Since its emergence from beta in February 2014, Slack has continued to make headlines as both user adoption and market valuation climb at impressive rates. Most recently, it was reported that the web-based collaboration tool attracts upwards of 750,000 users a day—which is part of the reason Slack achieved a whopping $2.8 billion valuation earlier this year.
The other part is pretty straightforward: Slack is an awesome tool, and professionals across all verticals are putting it to use. Already, folks from HBO, the New York Times and even NASA have used the service to streamline communications and transform their day-to-day operations.
But perhaps what’s most interesting about Slack is the fact that, according to Butterfield, there isn’t a team on the planet that uses Slack more than the San Francisco-based company itself does.
“It’s interesting: I was talking to a couple of people who formerly worked at Twitter last night at dinner. And they were talking about how little, ultimately, the people who work at Twitter overlap with Twitter’s most ardent users: 17-year-olds in Philadelphia who tweet 15,000 a week,” Butterfield said in a recent interview. On the other hand, those who work to build and improve Slack are constantly immersed in the platform themselves, so they can relate completely to the end-user community they serve.
Still, Slack is just a digital communication tool. As such, it lacks the ability to completely displace face-to-face conversations altogether (at the very least, not everyone is an expert at conveying the true intents of their thoughts via the written word). With that in mind, let’s take a look at five instances where it makes a heck of a lot of sense to use Slack:
1. You need answers quickly.
Got a quick question? Shoot your team members a quick message in a message, channel or private group discussion. They’ll be able to answer quickly from any connected device—no matter where they happen to be. Slack allows you to collaborate synchronously.
2. You don’t need answers quickly.
Need to ask a colleague a question but finding it difficult to track that person down? Use Slack to send him or her a message. If your colleague is online, he or she will be able to respond immediately. If that person is traveling or otherwise disconnected, he or she will get back to you the moment they can. Slack allows you to collaborate asynchronously.
3. The subject matter is pretty straightforward.
Remember, not everyone can write with the clarity of Hemingway. If you’ve got to discuss something that’s a bit esoteric or heady, you might want to consider leaving the digital world behind for a moment and instead communicate the old-fashioned way. Lots can get lost in translation when you communicate via text over the web, so save the more complex discussions for in-person get-togethers.
4. You have a great idea and want feedback from the whole team.
Eureka! Did you just come up with the next best thing since sliced bread? If so, chances are you’ll want to share your fantastic idea with your coworkers. Not a problem! Slack was built for such things. Head over to the relevant channel and wait for your colleagues to start chiming in at their earliest convenience.

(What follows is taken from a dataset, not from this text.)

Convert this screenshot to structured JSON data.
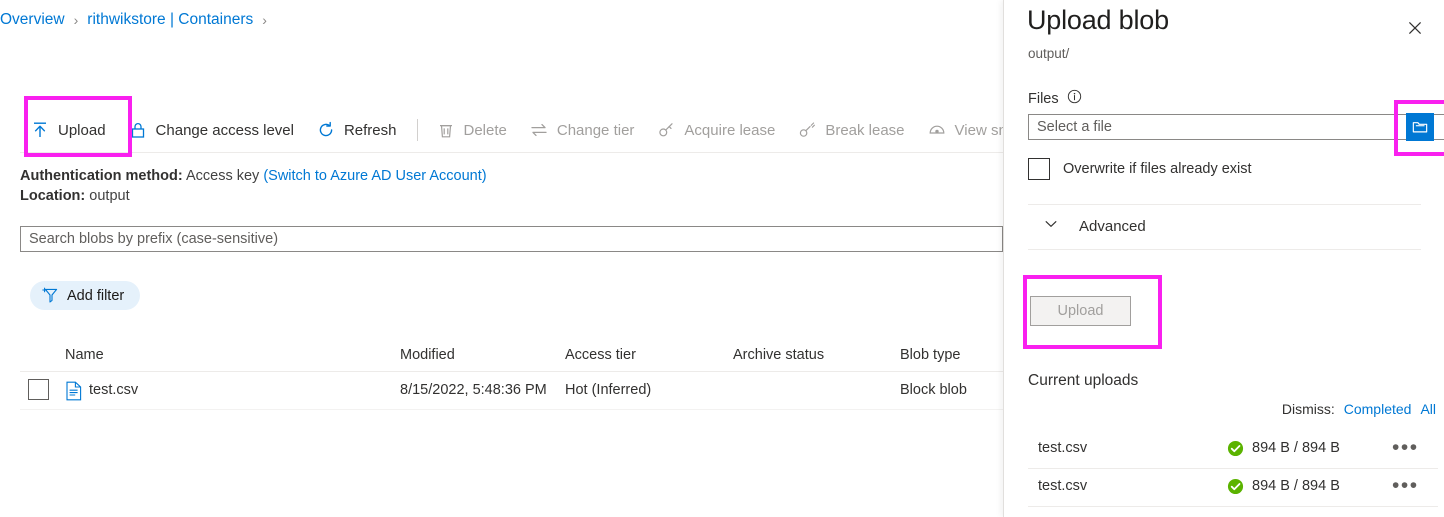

5. You want to share useful information.
Stumble across some new market research? Want to share details of the upcoming company happy hour? Find a mesmerizing cat .gif that you absolutely have to show everyone? You can use Slack to share all of those things, too. In fact, teams may want to designate channels that are dedicated to sharing both interesting work-related factoids and non-work-related items. Everyone’s human, after all.
That Said, Slack Won’t Solve All Your Communication Problems
It bears repeating: You are a human being, not an aggregation of data points. When we communicate digitally via the written word, a lot of what makes us human—inflection, intonation, gesticulation, etc.—gets lost in translation.
So while Slack may certainly help your team refine many of its daily processes, by no means will it altogether displace the Holy Grail of communication: face-to-face conversations. Be sure to manage your usage of Slack or any comparable service. Never forget some conversations are much too important to take place the digital world.
Remember, there’s no shortage of collaboration platforms out there. Slack works wonders for many teams, but that doesn’t necessarily mean it will definitely work wonders for yours.
But if you do find yourself using Slack in the near future, make sure to remind yourself that you’re a not a machine. You don’t want to get sucked up in the digital world forever. Good news: Slack helps you “be less busy”—the company’s motto—so if you play your cards right, you may find yourself having more time away from your devices after all.